* **Supplied data**:
=== Begin Enclosure ===

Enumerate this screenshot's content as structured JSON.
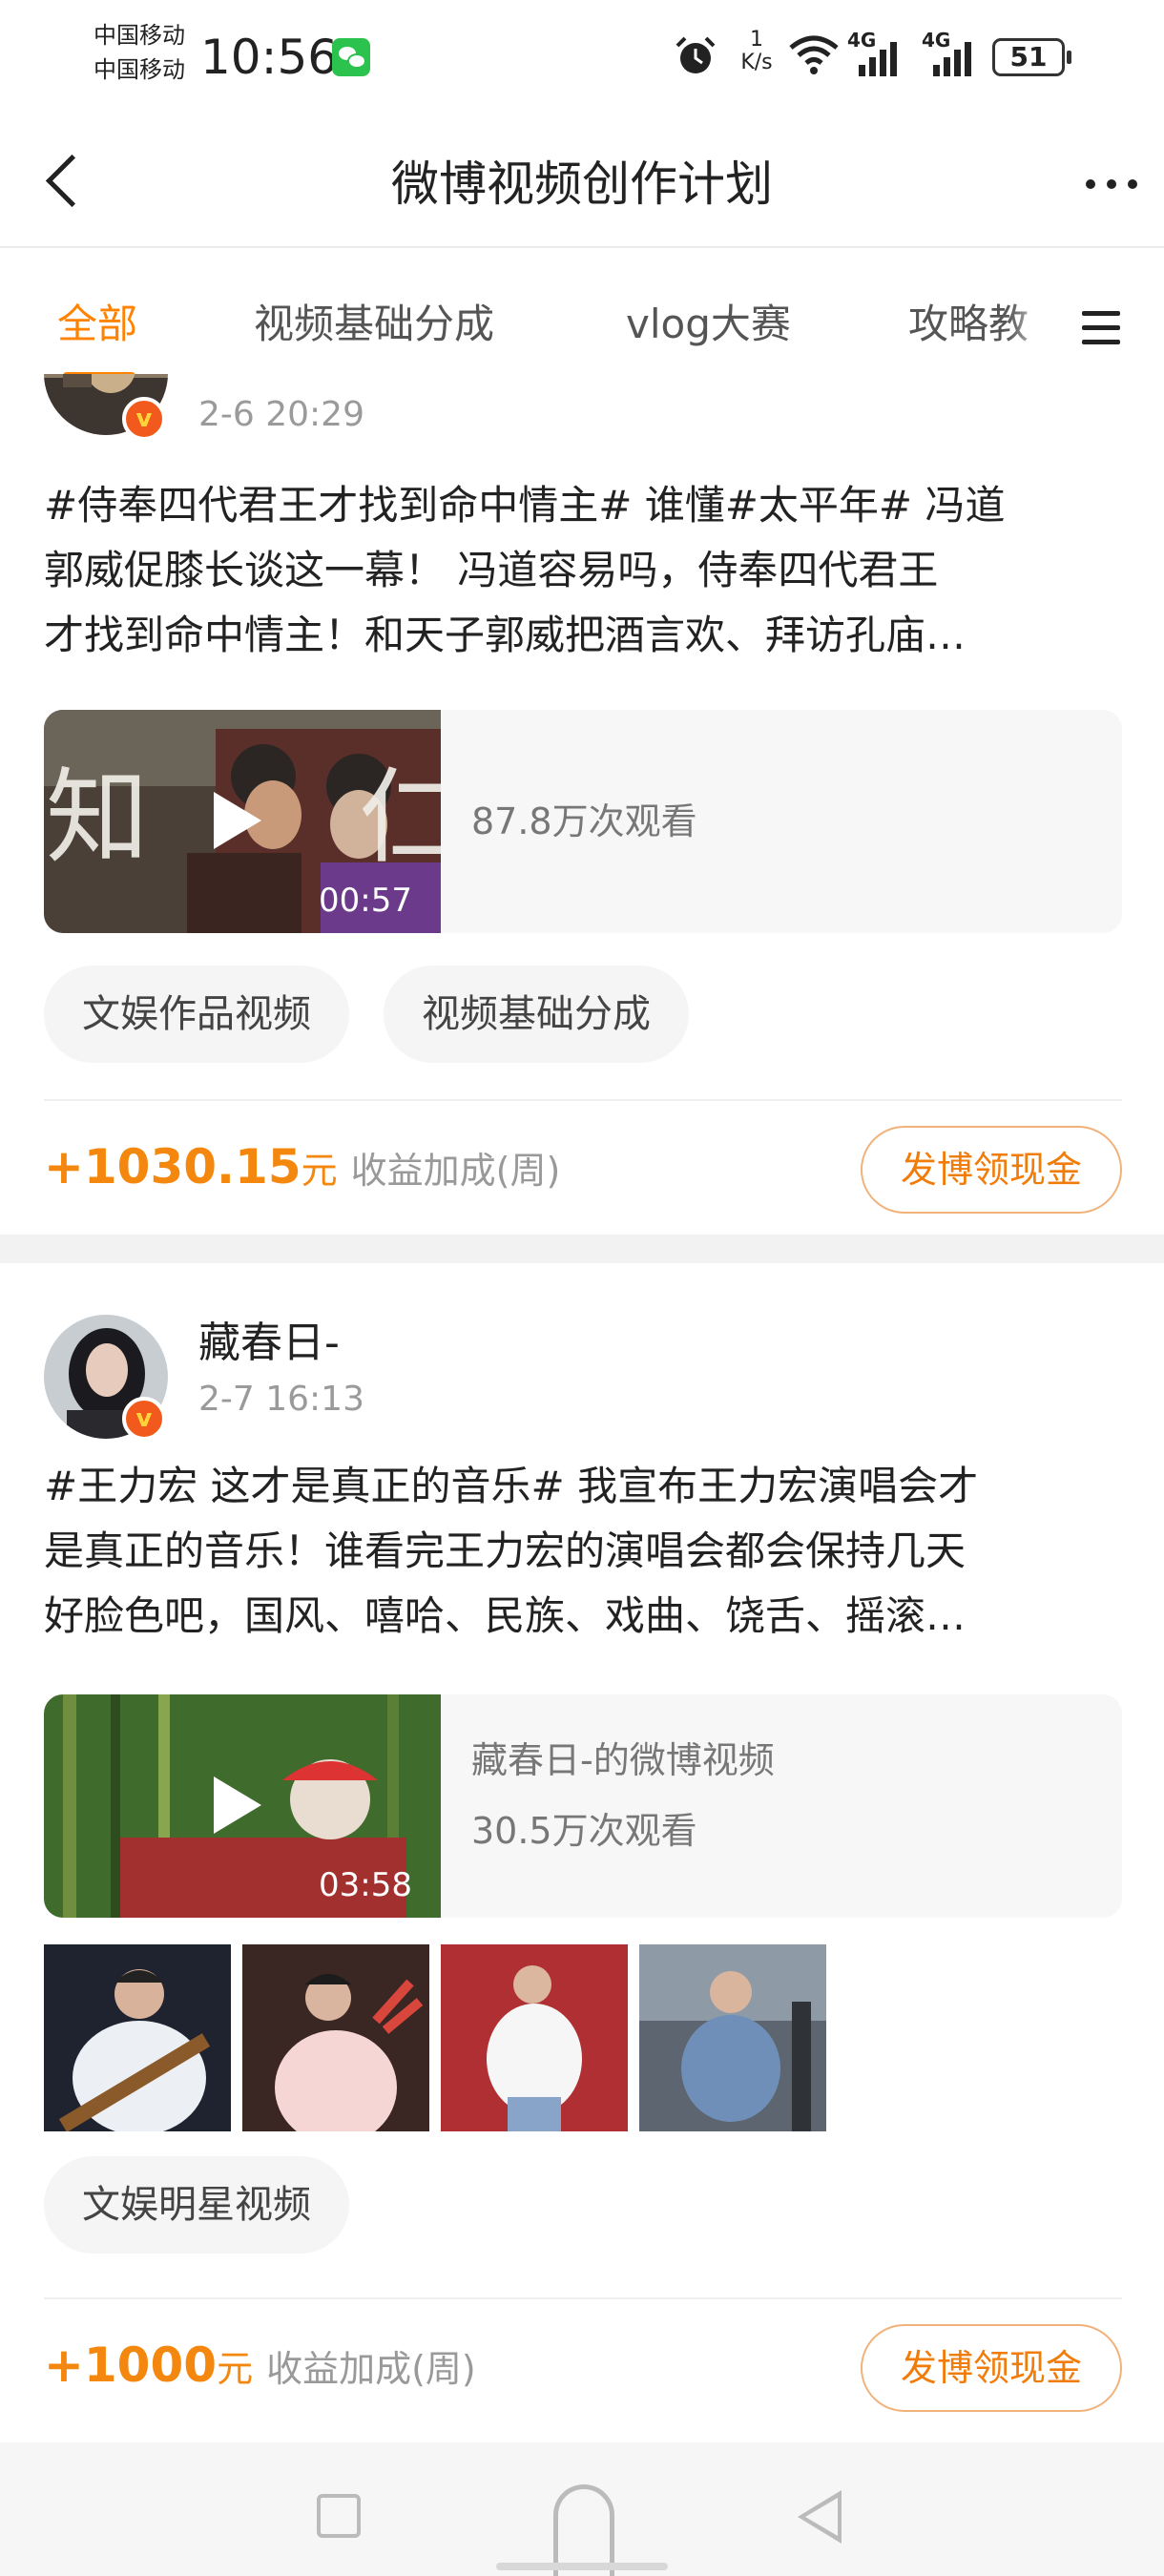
{
  "status_bar": {
    "carrier_1": "中国移动",
    "carrier_2": "中国移动",
    "time": "10:56",
    "net_speed_value": "1",
    "net_speed_unit": "K/s",
    "signal_1_label": "4G",
    "signal_2_label": "4G",
    "battery": "51",
    "icons": [
      "wechat-icon",
      "alarm-icon",
      "wifi-icon",
      "signal-icon",
      "signal-icon",
      "battery-icon"
    ]
  },
  "nav": {
    "title": "微博视频创作计划",
    "back_icon": "chevron-left-icon",
    "more_icon": "more-dots-icon"
  },
  "tabs": [
    {
      "label": "全部",
      "active": true
    },
    {
      "label": "视频基础分成",
      "active": false
    },
    {
      "label": "vlog大赛",
      "active": false
    },
    {
      "label": "攻略教",
      "active": false
    }
  ],
  "accent_color": "#ff8200",
  "posts": [
    {
      "time": "2-6 20:29",
      "text_lines": [
        "#侍奉四代君王才找到命中情主# 谁懂#太平年# 冯道",
        "郭威促膝长谈这一幕！ 冯道容易吗，侍奉四代君王",
        "才找到命中情主！和天子郭威把酒言欢、拜访孔庙…"
      ],
      "video": {
        "duration": "00:57",
        "views": "87.8万次观看",
        "thumb_text_1": "知",
        "thumb_text_2": "仁"
      },
      "tags": [
        "文娱作品视频",
        "视频基础分成"
      ],
      "reward": {
        "amount": "+1030.15",
        "unit": "元",
        "desc": "收益加成(周)"
      },
      "cash_button": "发博领现金"
    },
    {
      "username": "藏春日-",
      "time": "2-7 16:13",
      "text_lines": [
        "#王力宏 这才是真正的音乐# 我宣布王力宏演唱会才",
        "是真正的音乐！谁看完王力宏的演唱会都会保持几天",
        "好脸色吧，国风、嘻哈、民族、戏曲、饶舌、摇滚…"
      ],
      "video": {
        "title": "藏春日-的微博视频",
        "duration": "03:58",
        "views": "30.5万次观看"
      },
      "photos": [
        "photo-guitar",
        "photo-mic-red",
        "photo-white-shirt",
        "photo-denim"
      ],
      "tags": [
        "文娱明星视频"
      ],
      "reward": {
        "amount": "+1000",
        "unit": "元",
        "desc": "收益加成(周)"
      },
      "cash_button": "发博领现金"
    }
  ]
}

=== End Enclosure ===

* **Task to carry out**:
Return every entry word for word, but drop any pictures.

* **Response to the exercise**:
Enumerate this screenshot's content as structured JSON.
{
  "status_bar": {
    "carrier_1": "中国移动",
    "carrier_2": "中国移动",
    "time": "10:56",
    "net_speed_value": "1",
    "net_speed_unit": "K/s",
    "signal_1_label": "4G",
    "signal_2_label": "4G",
    "battery": "51",
    "icons": [
      "wechat-icon",
      "alarm-icon",
      "wifi-icon",
      "signal-icon",
      "signal-icon",
      "battery-icon"
    ]
  },
  "nav": {
    "title": "微博视频创作计划",
    "back_icon": "chevron-left-icon",
    "more_icon": "more-dots-icon"
  },
  "tabs": [
    {
      "label": "全部",
      "active": true
    },
    {
      "label": "视频基础分成",
      "active": false
    },
    {
      "label": "vlog大赛",
      "active": false
    },
    {
      "label": "攻略教",
      "active": false
    }
  ],
  "accent_color": "#ff8200",
  "posts": [
    {
      "time": "2-6 20:29",
      "text_lines": [
        "#侍奉四代君王才找到命中情主# 谁懂#太平年# 冯道",
        "郭威促膝长谈这一幕！ 冯道容易吗，侍奉四代君王",
        "才找到命中情主！和天子郭威把酒言欢、拜访孔庙…"
      ],
      "video": {
        "duration": "00:57",
        "views": "87.8万次观看",
        "thumb_text_1": "知",
        "thumb_text_2": "仁"
      },
      "tags": [
        "文娱作品视频",
        "视频基础分成"
      ],
      "reward": {
        "amount": "+1030.15",
        "unit": "元",
        "desc": "收益加成(周)"
      },
      "cash_button": "发博领现金"
    },
    {
      "username": "藏春日-",
      "time": "2-7 16:13",
      "text_lines": [
        "#王力宏 这才是真正的音乐# 我宣布王力宏演唱会才",
        "是真正的音乐！谁看完王力宏的演唱会都会保持几天",
        "好脸色吧，国风、嘻哈、民族、戏曲、饶舌、摇滚…"
      ],
      "video": {
        "title": "藏春日-的微博视频",
        "duration": "03:58",
        "views": "30.5万次观看"
      },
      "photos": [
        "photo-guitar",
        "photo-mic-red",
        "photo-white-shirt",
        "photo-denim"
      ],
      "tags": [
        "文娱明星视频"
      ],
      "reward": {
        "amount": "+1000",
        "unit": "元",
        "desc": "收益加成(周)"
      },
      "cash_button": "发博领现金"
    }
  ]
}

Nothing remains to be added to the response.